Golden State Warriors superstar Stephen Curry has won the 2020-21 NBA scoring title, averaging 32.0 points per game to beat out Washington Wizards guard Bradley Beal (31.3 PPG).
This is the second time in Curry's career that he has lead the league in points per game; he also did it in 2015-16 when he averaged 30.1 points.
Curry entered today's game against the Memphis Grizzlies averaging 31.8 points per game, while Beal was at 31.4. After Beal scored just 25 points (on 8-27 from the field and 3-11 from three-point range) earlier today against the Charlotte Hornets, Curry's lead was safe.
Curry's 32.0 points per game is a new career-high and he may be playing the best basketball of his career, which is incredible considering he's 33 years old and a two-time MVP.
He caught on fire in the second-half of the campaign; in April, he averaged 37.3 points per game and shattered the NBA record for most threes in a month with 96 (which was 14 more than the previous record held by James Harden).
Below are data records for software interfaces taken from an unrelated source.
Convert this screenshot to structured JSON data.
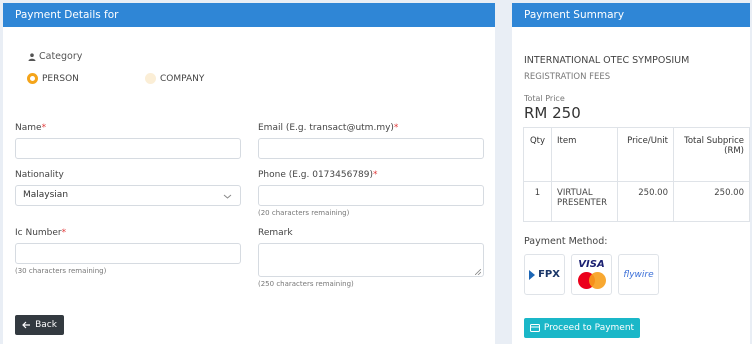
{
  "left": {
    "header": "Payment Details for",
    "category_label": "Category",
    "radios": [
      {
        "label": "PERSON",
        "checked": true
      },
      {
        "label": "COMPANY",
        "checked": false
      }
    ],
    "fields": {
      "name": {
        "label": "Name",
        "required": "*",
        "value": ""
      },
      "email": {
        "label": "Email (E.g. transact@utm.my)",
        "required": "*",
        "value": ""
      },
      "nationality": {
        "label": "Nationality",
        "value": "Malaysian"
      },
      "phone": {
        "label": "Phone (E.g. 0173456789)",
        "required": "*",
        "value": "",
        "hint": "(20 characters remaining)"
      },
      "ic": {
        "label": "Ic Number",
        "required": "*",
        "value": "",
        "hint": "(30 characters remaining)"
      },
      "remark": {
        "label": "Remark",
        "value": "",
        "hint": "(250 characters remaining)"
      }
    },
    "back_label": "Back"
  },
  "right": {
    "header": "Payment Summary",
    "title": "INTERNATIONAL OTEC SYMPOSIUM",
    "subtitle": "REGISTRATION FEES",
    "total_label": "Total Price",
    "total_amount": "RM 250",
    "table": {
      "headers": [
        "Qty",
        "Item",
        "Price/Unit",
        "Total Subprice (RM)"
      ],
      "rows": [
        [
          "1",
          "VIRTUAL PRESENTER",
          "250.00",
          "250.00"
        ]
      ]
    },
    "payment_method_label": "Payment Method:",
    "methods": {
      "fpx": "FPX",
      "visa": "VISA",
      "flywire": "flywire"
    },
    "proceed_label": "Proceed to Payment"
  },
  "colors": {
    "header_blue": "#2f86d6",
    "radio_orange": "#f4a41a",
    "proceed_teal": "#1ab7c8",
    "back_dark": "#333a40"
  }
}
Michael Jordan and Curry are the only players who have won a scoring crown at age-33 or older. Recently, Curry was a guest on "The Rex Chapman Show" and Chapman asked him how he's been able to produce Jordan-esque numbers as a 6-foot-3 shooter.
“A lot of it is probably hand-eye coordination, footwork and all of that,” Curry said. “I mean, as a shooter, you’re blessed with a certain level of just natural skill, and then you add to that with the work and the reps and the pursuit of perfection in that respect. But a big part of it, too, is the conditioning aspect of the game. I was watching some old-school Pistons-Nuggets game, it was the highest-scoring game in NBA history in, I think, the early ['80s], and I was just watching the pace in that game and analyzing it, and I'm like... I cover so much more ground in an average game than what I just watched in that Hardwood Classics [game].
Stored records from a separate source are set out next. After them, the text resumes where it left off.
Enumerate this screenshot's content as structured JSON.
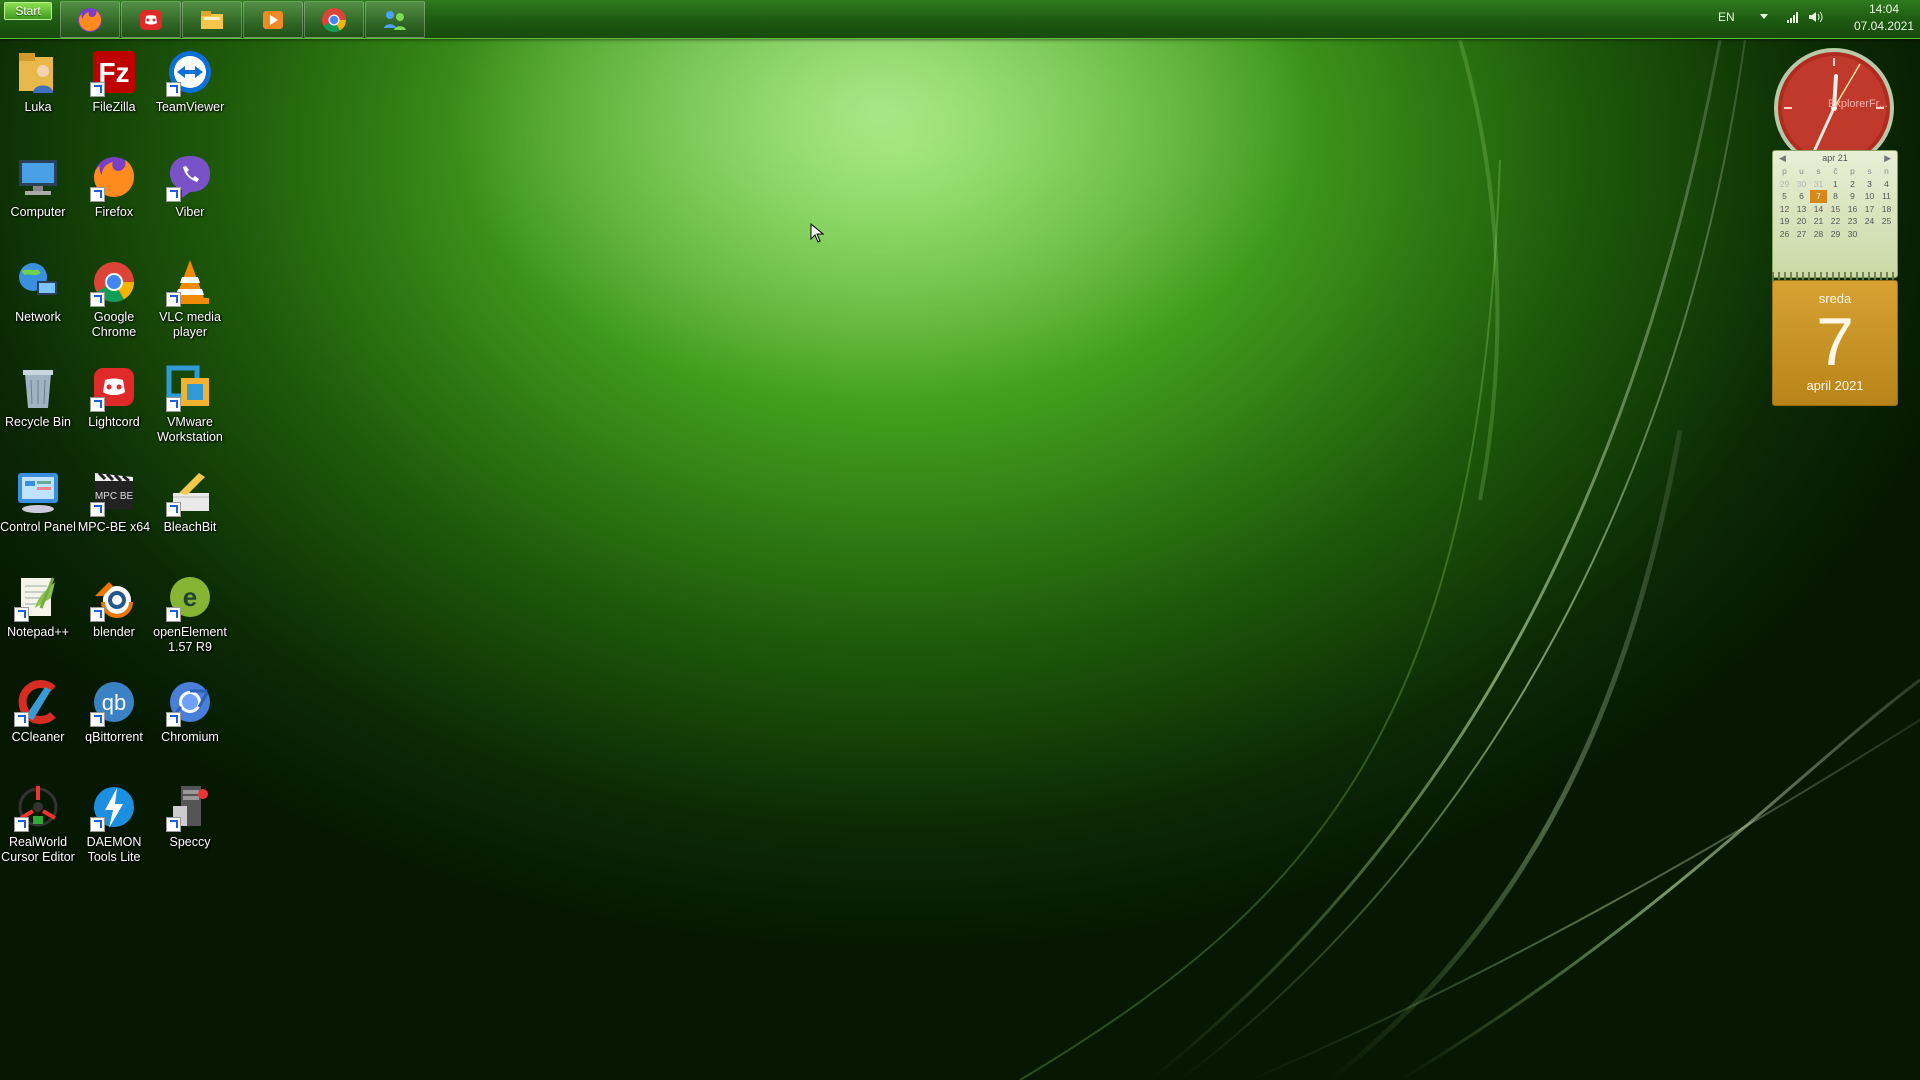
{
  "taskbar": {
    "start_label": "Start",
    "pinned": [
      "firefox-icon",
      "lightcord-icon",
      "file-explorer-icon",
      "media-player-icon",
      "chrome-icon",
      "network-users-icon"
    ],
    "tray": {
      "language": "EN",
      "time": "14:04",
      "date": "07.04.2021"
    }
  },
  "desktop": {
    "icons": [
      {
        "label": "Luka",
        "icon": "user-folder-icon"
      },
      {
        "label": "FileZilla",
        "icon": "filezilla-icon"
      },
      {
        "label": "TeamViewer",
        "icon": "teamviewer-icon"
      },
      {
        "label": "Computer",
        "icon": "computer-icon"
      },
      {
        "label": "Firefox",
        "icon": "firefox-icon"
      },
      {
        "label": "Viber",
        "icon": "viber-icon"
      },
      {
        "label": "Network",
        "icon": "network-icon"
      },
      {
        "label": "Google Chrome",
        "icon": "chrome-icon"
      },
      {
        "label": "VLC media player",
        "icon": "vlc-icon"
      },
      {
        "label": "Recycle Bin",
        "icon": "recycle-bin-icon"
      },
      {
        "label": "Lightcord",
        "icon": "lightcord-icon"
      },
      {
        "label": "VMware Workstation",
        "icon": "vmware-icon"
      },
      {
        "label": "Control Panel",
        "icon": "control-panel-icon"
      },
      {
        "label": "MPC-BE x64",
        "icon": "mpc-be-icon"
      },
      {
        "label": "BleachBit",
        "icon": "bleachbit-icon"
      },
      {
        "label": "Notepad++",
        "icon": "notepadpp-icon"
      },
      {
        "label": "blender",
        "icon": "blender-icon"
      },
      {
        "label": "openElement 1.57 R9",
        "icon": "openelement-icon"
      },
      {
        "label": "CCleaner",
        "icon": "ccleaner-icon"
      },
      {
        "label": "qBittorrent",
        "icon": "qbittorrent-icon"
      },
      {
        "label": "Chromium",
        "icon": "chromium-icon"
      },
      {
        "label": "RealWorld Cursor Editor",
        "icon": "realworld-icon"
      },
      {
        "label": "DAEMON Tools Lite",
        "icon": "daemon-tools-icon"
      },
      {
        "label": "Speccy",
        "icon": "speccy-icon"
      }
    ]
  },
  "gadgets": {
    "clock": {
      "label": "ExplorerFr..."
    },
    "calendar": {
      "month_label": "apr 21",
      "weekdays": [
        "p",
        "u",
        "s",
        "č",
        "p",
        "s",
        "n"
      ],
      "weeks": [
        [
          "29",
          "30",
          "31",
          "1",
          "2",
          "3",
          "4"
        ],
        [
          "5",
          "6",
          "7",
          "8",
          "9",
          "10",
          "11"
        ],
        [
          "12",
          "13",
          "14",
          "15",
          "16",
          "17",
          "18"
        ],
        [
          "19",
          "20",
          "21",
          "22",
          "23",
          "24",
          "25"
        ],
        [
          "26",
          "27",
          "28",
          "29",
          "30",
          "",
          ""
        ]
      ],
      "today": "7"
    },
    "day_card": {
      "weekday": "sreda",
      "day": "7",
      "month_year": "april 2021"
    }
  }
}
“And a lot of that is to my advantage because there are a lot stronger, faster, more athletic guys out there -- especially defenders that try to make your life miserable out there -- but I try to counter that by never staying in the same spot for more than a second and covering as much ground as possible and never getting tired. Over the course of my 34-35 minutes that I play in a game, you’re going to tire other guys out and you’re gonna find more space, on top of just using your ball-handling and court awareness and IQ and all of that stuff.
“But the biggest piece for any young kid who’s playing the game is: be comfortable with who you are as a basketball player. I had some temptations of, ‘I wish I could just dunk,’ or, ‘I wish I could just drive down the lane and...’ You always get fascinated by what you can’t do. I see LeBron and I’m like, ‘I wish I could do some of the stuff that he does physically.’ You can't get wrapped up in that and distracted by that. At the end of the day, I am my own type of basketball player and I gotta do what I can to be successful.”
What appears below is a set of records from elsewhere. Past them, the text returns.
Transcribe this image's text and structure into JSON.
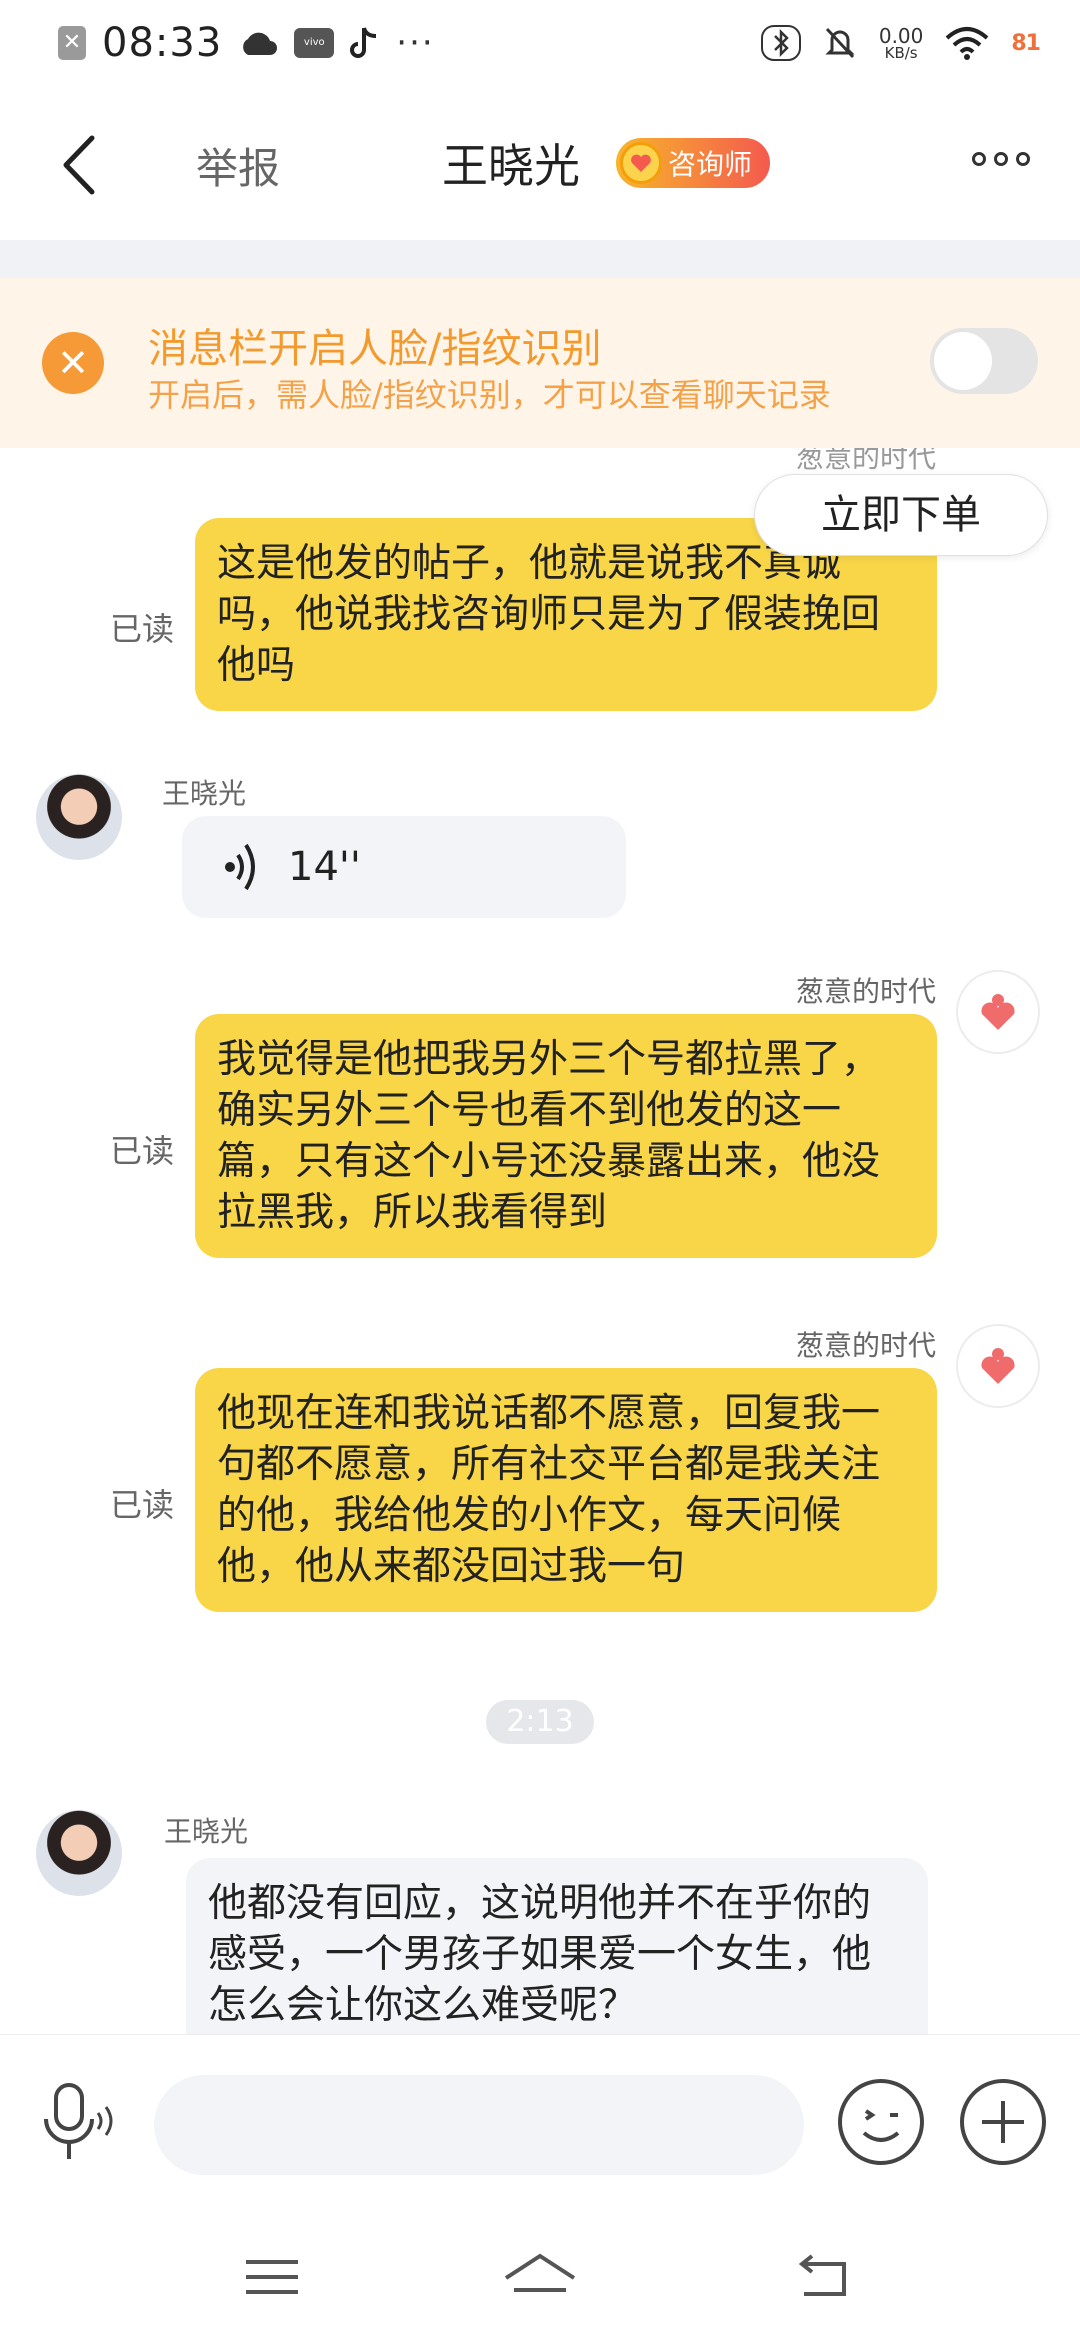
{
  "status_bar": {
    "time": "08:33",
    "vivo_label": "vivo",
    "more": "···",
    "speed_value": "0.00",
    "speed_unit": "KB/s",
    "battery": "81"
  },
  "header": {
    "report_label": "举报",
    "title": "王晓光",
    "badge_label": "咨询师"
  },
  "notice": {
    "title": "消息栏开启人脸/指纹识别",
    "subtitle": "开启后，需人脸/指纹识别，才可以查看聊天记录",
    "toggle_on": false
  },
  "chat": {
    "order_button": "立即下单",
    "read_label": "已读",
    "me_name": "葱意的时代",
    "consultant_name": "王晓光",
    "messages": [
      {
        "from": "me",
        "read": true,
        "text": "这是他发的帖子，他就是说我不真诚吗，他说我找咨询师只是为了假装挽回他吗"
      },
      {
        "from": "consultant",
        "voice_duration": "14''"
      },
      {
        "from": "me",
        "read": true,
        "text": "我觉得是他把我另外三个号都拉黑了，确实另外三个号也看不到他发的这一篇，只有这个小号还没暴露出来，他没拉黑我，所以我看得到"
      },
      {
        "from": "me",
        "read": true,
        "text": "他现在连和我说话都不愿意，回复我一句都不愿意，所有社交平台都是我关注的他，我给他发的小作文，每天问候他，他从来都没回过我一句"
      },
      {
        "from": "consultant",
        "text": "他都没有回应，这说明他并不在乎你的感受，一个男孩子如果爱一个女生，他怎么会让你这么难受呢？"
      }
    ],
    "time_divider": "2:13"
  },
  "input_bar": {
    "placeholder": ""
  },
  "icons": {
    "back": "back-arrow-icon",
    "more": "more-dots-icon",
    "close": "close-icon",
    "mic": "microphone-icon",
    "emoji": "emoji-icon",
    "plus": "plus-icon",
    "voice": "voice-wave-icon",
    "heart": "heart-avatar-icon"
  },
  "colors": {
    "accent_orange": "#f39a2e",
    "bubble_yellow": "#f8d648",
    "bubble_gray": "#f3f4f7",
    "notice_bg": "#fff4e8"
  }
}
A Western Conference player has now won the scoring title in eight-straight seasons, as noted by Tim Reynolds of The Associated Press.